Rob Saxton, David Bautista and Martha Martinez from the Oregon Department of Education.
Debbie Armendariz, Michael Bacon (both DLI Department) and Sean Murray (Human Resources Director) from Portland Public Schools.
From Portland State University, Professor Meiru Liu (Director, Confucius Institute), Howard Yank (cohort leader of the graduate Mandarin teacher program), and Professor Esperanza de la Vega (program coordinator for the Bilingual Teacher Pathway Program).
Victoria Chamberlain (Director) and Keith Menk (Deputy Director) of the Teacher Standards and Practices Commission.
Dean Randy Kamphaus of the U of O College of Education, Dean Lawrence Flick of the OSU College of Education, Dean Randy Hitz of the PSU Graduate School of Education, Dean Geoff Mills of the Southern Oregon University School of Education, Dean Mark Girod of the Western Oregon College of Education, and Dean Donald Easton-Brooks of the Eastern Oregon University Colleges of Business and Education,
Thanks you for your consideration.
Sincerely - Dave Porter
PS: In 2013-14, 8.2% of Oregon kindergarteners were in dual language immersion programs. Only 0.2% were in Mandarin immersion programs, hardly a figure to inspire optimism about Oregon's economic future.
In 2013-14, there were eleven Oregon school districts with more than 1,000 Hispanic students each that did not have any Spanish immersion programs.

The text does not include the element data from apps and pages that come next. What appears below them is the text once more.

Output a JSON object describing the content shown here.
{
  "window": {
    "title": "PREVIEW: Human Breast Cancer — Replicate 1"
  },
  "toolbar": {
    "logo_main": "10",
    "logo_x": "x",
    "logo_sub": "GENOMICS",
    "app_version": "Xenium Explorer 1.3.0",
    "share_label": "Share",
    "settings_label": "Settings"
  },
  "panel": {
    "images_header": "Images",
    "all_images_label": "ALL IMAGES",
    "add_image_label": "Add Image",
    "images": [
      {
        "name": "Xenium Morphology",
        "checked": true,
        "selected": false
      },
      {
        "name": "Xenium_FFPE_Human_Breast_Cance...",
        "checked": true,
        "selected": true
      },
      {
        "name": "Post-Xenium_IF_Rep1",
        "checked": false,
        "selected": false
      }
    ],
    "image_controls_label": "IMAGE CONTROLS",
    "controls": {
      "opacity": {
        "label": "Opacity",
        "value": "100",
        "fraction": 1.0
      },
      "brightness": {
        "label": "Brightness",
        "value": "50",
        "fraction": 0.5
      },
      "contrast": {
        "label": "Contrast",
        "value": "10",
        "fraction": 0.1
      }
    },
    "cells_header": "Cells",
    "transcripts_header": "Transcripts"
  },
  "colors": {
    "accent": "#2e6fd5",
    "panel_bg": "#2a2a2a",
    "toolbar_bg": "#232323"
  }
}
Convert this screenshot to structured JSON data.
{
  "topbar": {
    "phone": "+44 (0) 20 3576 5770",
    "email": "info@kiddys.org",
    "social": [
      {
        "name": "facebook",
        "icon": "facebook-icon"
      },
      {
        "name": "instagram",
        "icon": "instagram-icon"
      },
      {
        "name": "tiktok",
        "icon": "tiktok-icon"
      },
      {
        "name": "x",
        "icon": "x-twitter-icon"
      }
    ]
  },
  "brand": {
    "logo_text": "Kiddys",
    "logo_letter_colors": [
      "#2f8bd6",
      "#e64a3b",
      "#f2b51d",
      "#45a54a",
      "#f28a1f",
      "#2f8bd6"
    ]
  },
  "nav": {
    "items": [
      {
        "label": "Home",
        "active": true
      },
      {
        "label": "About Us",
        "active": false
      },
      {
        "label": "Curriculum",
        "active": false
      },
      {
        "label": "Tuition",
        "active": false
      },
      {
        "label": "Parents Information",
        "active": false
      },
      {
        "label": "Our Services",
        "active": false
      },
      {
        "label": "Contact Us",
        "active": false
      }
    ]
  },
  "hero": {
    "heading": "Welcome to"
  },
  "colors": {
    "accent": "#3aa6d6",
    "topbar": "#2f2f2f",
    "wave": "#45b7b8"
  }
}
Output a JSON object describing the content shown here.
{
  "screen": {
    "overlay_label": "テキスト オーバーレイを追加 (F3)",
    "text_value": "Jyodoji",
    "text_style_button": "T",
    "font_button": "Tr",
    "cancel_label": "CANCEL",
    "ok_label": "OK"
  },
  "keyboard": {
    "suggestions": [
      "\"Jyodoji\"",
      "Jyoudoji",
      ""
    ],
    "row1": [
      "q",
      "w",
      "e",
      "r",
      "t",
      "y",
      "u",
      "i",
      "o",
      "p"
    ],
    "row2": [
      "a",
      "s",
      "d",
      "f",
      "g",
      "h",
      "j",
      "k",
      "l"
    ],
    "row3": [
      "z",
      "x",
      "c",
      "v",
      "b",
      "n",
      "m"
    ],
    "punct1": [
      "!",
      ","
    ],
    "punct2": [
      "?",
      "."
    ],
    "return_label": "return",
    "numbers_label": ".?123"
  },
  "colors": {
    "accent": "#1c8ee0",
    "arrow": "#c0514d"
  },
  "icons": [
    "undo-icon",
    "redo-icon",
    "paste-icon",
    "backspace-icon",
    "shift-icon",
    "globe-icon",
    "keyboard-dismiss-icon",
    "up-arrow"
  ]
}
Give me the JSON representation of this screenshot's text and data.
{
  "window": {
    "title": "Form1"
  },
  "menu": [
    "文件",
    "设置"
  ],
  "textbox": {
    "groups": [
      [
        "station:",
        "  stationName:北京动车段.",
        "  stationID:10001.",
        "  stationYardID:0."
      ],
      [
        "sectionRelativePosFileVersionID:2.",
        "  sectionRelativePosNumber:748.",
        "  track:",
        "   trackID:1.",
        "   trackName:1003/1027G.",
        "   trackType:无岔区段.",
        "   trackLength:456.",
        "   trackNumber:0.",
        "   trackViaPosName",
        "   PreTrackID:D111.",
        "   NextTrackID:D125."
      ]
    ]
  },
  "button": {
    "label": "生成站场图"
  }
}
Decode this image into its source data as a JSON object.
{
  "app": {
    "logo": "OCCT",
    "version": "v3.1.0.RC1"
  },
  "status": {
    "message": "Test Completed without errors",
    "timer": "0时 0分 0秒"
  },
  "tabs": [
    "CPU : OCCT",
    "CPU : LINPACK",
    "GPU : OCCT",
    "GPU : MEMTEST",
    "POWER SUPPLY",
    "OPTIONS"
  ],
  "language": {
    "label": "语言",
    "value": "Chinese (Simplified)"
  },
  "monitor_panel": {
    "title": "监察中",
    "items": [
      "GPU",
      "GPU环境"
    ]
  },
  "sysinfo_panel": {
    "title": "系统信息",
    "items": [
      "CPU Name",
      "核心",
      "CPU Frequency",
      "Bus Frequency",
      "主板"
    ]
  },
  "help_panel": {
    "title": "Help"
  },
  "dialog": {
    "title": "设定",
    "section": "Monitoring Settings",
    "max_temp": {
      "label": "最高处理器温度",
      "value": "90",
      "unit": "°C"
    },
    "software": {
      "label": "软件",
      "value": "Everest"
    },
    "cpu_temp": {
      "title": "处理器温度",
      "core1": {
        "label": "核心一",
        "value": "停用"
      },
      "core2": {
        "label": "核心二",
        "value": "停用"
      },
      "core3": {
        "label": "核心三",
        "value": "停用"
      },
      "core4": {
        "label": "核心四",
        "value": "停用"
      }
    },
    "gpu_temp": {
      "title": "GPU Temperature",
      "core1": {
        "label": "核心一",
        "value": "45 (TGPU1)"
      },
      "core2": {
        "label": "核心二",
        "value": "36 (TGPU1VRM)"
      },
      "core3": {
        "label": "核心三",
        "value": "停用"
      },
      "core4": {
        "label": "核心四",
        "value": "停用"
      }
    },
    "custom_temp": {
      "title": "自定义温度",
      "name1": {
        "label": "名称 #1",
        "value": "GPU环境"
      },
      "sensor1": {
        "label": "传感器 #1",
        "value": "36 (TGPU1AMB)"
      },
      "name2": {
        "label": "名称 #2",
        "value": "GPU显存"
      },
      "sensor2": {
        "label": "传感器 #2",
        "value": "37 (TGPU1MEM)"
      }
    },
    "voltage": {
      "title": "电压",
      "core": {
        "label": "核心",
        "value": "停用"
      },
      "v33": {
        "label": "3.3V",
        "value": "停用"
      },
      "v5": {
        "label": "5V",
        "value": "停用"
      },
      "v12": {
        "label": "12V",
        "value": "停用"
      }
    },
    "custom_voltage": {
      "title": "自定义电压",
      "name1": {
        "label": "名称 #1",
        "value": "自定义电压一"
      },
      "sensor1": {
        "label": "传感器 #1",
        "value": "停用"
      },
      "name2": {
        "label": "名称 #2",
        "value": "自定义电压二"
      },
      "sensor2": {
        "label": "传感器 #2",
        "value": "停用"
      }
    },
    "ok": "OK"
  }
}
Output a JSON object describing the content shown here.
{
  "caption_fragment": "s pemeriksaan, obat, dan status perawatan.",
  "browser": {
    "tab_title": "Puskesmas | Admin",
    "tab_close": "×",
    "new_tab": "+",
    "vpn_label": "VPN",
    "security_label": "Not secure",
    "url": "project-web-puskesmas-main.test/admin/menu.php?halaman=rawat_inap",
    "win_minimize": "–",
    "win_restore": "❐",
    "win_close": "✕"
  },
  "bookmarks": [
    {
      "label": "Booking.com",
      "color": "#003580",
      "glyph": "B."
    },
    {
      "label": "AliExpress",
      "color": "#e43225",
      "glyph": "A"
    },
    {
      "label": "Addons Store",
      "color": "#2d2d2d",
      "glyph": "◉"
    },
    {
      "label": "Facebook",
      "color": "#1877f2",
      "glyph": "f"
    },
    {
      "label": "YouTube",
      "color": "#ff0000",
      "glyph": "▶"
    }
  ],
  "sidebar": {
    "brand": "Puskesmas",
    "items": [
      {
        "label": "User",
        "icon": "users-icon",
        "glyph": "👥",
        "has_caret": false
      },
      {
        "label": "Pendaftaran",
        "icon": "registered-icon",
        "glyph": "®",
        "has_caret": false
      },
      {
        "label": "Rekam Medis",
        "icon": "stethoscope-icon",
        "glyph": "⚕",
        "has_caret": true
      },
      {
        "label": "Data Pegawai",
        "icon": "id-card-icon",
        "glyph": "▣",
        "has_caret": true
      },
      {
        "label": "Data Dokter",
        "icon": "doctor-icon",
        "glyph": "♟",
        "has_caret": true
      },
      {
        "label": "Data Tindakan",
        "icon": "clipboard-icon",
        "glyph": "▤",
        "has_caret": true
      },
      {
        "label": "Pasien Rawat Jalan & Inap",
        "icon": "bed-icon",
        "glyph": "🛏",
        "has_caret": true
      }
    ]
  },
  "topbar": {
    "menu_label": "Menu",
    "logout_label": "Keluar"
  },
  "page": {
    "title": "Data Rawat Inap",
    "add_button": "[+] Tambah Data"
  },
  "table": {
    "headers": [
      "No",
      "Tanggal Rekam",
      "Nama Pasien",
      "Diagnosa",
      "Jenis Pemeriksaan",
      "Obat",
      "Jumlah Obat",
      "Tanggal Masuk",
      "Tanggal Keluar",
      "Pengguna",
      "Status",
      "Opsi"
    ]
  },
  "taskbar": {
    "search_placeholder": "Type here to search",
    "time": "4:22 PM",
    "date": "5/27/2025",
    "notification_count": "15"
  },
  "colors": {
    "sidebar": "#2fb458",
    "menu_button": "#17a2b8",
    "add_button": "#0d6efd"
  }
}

This is data I collected through phone and email contacts in 2014. Note that I did one tabulation without data from Salem Keizer's Literacy Squared program. It took more time to get their data and there was, and still is, concerned as to whether they should count. Literacy Squared is a transitional bilingual program in 17 of Salem Keizer's schools. The Spanish component phases out in elementary school, raising the issue of whether they should be counted along with programs that sustain efforts to develop bilingualism. I decided they were bilingual programs in kindergarten and I would count them.